About Tonsillitis: Treatment and Prevention
Although giving antibiotics for a throat infection without first determining the presence of bacteria is generally frowned upon by experts, tonsillitis is an exception because bacteria are more likely than viruses to cause these infections.
Often, when a child has tonsillitis, family members may be tested to see if they're asymptomatic (symptom-less) carriers of group A streptococcus. If so, they may be given antibiotics to ensure that the whole family is strep-free, protecting the child from re-infection.
A few children do get chronic or recurring infections. If they don't respond to antibiotics, tonsillectomy (surgical removal of the tonsils) may be necessary. Doctors are trying to limit the number of these operations, however, because no operation is completely safe and tonsillitis doesn't justify taking risks unless it's severe. Quinsy is usually treated by removing the tonsils as well as draining the abscess and giving antibiotics.
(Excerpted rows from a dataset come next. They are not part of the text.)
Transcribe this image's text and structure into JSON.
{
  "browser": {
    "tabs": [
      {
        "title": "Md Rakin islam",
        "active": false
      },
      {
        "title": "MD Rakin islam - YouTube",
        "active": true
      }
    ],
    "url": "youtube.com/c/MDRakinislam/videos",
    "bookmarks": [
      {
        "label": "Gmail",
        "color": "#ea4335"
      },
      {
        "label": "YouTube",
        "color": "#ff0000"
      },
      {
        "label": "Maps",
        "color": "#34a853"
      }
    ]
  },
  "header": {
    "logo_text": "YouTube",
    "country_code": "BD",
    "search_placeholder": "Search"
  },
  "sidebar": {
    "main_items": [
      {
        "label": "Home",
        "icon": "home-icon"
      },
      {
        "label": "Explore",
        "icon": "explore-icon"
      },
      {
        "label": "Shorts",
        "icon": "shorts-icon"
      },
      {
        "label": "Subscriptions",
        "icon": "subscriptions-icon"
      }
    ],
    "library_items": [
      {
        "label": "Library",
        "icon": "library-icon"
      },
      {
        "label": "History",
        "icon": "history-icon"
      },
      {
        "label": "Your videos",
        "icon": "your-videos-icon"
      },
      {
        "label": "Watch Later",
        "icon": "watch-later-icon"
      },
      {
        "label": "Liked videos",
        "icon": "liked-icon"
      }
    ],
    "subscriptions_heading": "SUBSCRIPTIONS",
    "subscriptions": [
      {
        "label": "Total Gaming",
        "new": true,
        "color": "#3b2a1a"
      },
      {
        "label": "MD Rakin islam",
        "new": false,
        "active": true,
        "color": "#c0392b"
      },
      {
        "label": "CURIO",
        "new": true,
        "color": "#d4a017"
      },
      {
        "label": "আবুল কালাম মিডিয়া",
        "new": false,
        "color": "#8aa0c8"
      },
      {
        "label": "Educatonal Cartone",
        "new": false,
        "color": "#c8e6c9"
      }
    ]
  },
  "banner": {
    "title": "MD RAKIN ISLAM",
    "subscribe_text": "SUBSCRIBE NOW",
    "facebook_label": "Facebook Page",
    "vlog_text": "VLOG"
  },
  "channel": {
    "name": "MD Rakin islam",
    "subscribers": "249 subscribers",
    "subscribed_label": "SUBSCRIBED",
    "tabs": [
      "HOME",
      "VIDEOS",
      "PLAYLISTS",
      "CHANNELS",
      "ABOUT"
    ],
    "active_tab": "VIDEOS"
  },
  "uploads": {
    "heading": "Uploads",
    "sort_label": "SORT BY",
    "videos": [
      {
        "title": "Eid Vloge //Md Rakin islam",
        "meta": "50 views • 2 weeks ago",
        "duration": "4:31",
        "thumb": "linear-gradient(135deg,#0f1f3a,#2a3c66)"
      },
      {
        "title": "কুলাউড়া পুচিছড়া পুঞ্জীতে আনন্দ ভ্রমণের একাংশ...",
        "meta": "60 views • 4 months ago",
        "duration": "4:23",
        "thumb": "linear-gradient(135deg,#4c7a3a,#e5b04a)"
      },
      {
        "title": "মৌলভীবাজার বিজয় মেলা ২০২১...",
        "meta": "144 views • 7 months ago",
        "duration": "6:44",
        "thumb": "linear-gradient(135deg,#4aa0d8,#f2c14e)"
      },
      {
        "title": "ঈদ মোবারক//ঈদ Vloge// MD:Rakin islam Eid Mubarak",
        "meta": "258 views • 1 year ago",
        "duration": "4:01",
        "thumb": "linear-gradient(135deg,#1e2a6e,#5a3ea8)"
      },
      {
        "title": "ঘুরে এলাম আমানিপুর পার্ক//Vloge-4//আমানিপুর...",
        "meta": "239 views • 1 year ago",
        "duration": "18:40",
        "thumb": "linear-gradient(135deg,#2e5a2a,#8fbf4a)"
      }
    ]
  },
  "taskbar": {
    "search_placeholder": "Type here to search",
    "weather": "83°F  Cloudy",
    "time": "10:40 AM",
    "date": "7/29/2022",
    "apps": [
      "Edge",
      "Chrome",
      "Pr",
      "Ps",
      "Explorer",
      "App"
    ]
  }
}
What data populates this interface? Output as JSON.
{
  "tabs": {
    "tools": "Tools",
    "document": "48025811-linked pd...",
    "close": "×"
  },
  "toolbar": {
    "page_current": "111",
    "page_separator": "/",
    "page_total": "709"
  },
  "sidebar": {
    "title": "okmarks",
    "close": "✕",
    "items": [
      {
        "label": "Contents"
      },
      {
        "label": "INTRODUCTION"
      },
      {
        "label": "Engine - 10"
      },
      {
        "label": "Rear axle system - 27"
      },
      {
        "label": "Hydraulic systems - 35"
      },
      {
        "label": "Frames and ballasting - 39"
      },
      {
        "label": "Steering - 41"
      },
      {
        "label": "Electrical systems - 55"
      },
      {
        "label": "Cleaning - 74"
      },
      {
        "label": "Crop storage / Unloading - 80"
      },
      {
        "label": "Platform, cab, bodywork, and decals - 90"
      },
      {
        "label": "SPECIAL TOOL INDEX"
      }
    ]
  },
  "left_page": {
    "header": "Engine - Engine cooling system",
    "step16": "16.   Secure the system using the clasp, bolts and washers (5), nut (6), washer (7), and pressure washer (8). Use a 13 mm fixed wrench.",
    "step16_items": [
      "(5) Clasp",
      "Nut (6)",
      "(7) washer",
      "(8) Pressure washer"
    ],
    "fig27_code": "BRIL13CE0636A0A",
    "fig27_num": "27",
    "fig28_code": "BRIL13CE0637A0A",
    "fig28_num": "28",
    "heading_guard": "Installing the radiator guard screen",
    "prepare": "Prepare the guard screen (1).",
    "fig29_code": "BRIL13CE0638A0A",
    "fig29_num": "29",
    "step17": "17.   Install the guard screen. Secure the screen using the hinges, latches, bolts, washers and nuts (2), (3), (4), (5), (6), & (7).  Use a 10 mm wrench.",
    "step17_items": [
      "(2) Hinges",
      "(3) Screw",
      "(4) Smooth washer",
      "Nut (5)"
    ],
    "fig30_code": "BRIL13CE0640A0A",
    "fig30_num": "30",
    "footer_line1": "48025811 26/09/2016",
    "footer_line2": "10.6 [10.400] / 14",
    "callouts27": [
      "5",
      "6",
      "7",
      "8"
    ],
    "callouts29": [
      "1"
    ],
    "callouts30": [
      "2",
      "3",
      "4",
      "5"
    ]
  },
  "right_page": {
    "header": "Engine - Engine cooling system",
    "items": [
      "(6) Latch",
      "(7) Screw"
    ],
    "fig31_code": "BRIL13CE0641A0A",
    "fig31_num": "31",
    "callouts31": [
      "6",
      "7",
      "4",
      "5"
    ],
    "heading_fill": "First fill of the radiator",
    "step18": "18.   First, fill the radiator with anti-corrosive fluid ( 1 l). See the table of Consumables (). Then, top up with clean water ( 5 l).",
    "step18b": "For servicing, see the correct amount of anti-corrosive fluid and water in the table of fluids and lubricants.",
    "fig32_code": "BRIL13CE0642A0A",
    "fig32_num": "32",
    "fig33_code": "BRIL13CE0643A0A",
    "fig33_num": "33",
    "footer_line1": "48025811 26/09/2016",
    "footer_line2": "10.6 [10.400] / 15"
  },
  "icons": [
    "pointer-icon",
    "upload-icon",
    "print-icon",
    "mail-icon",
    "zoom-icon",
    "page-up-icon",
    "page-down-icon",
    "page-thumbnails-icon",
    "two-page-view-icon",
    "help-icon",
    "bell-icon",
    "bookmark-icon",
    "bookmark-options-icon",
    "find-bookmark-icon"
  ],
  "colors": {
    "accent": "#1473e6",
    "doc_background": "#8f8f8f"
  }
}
Viral tonsillitis can't be cured but will go away on its own. You can give acetaminophen (Tylenol®) or ibuprofen (Advil®, Motrin®) to ease symptoms, but don't give aspirin to children with viral infections as it can lead to Reye's syndrome, a very dangerous condition that affects the brain.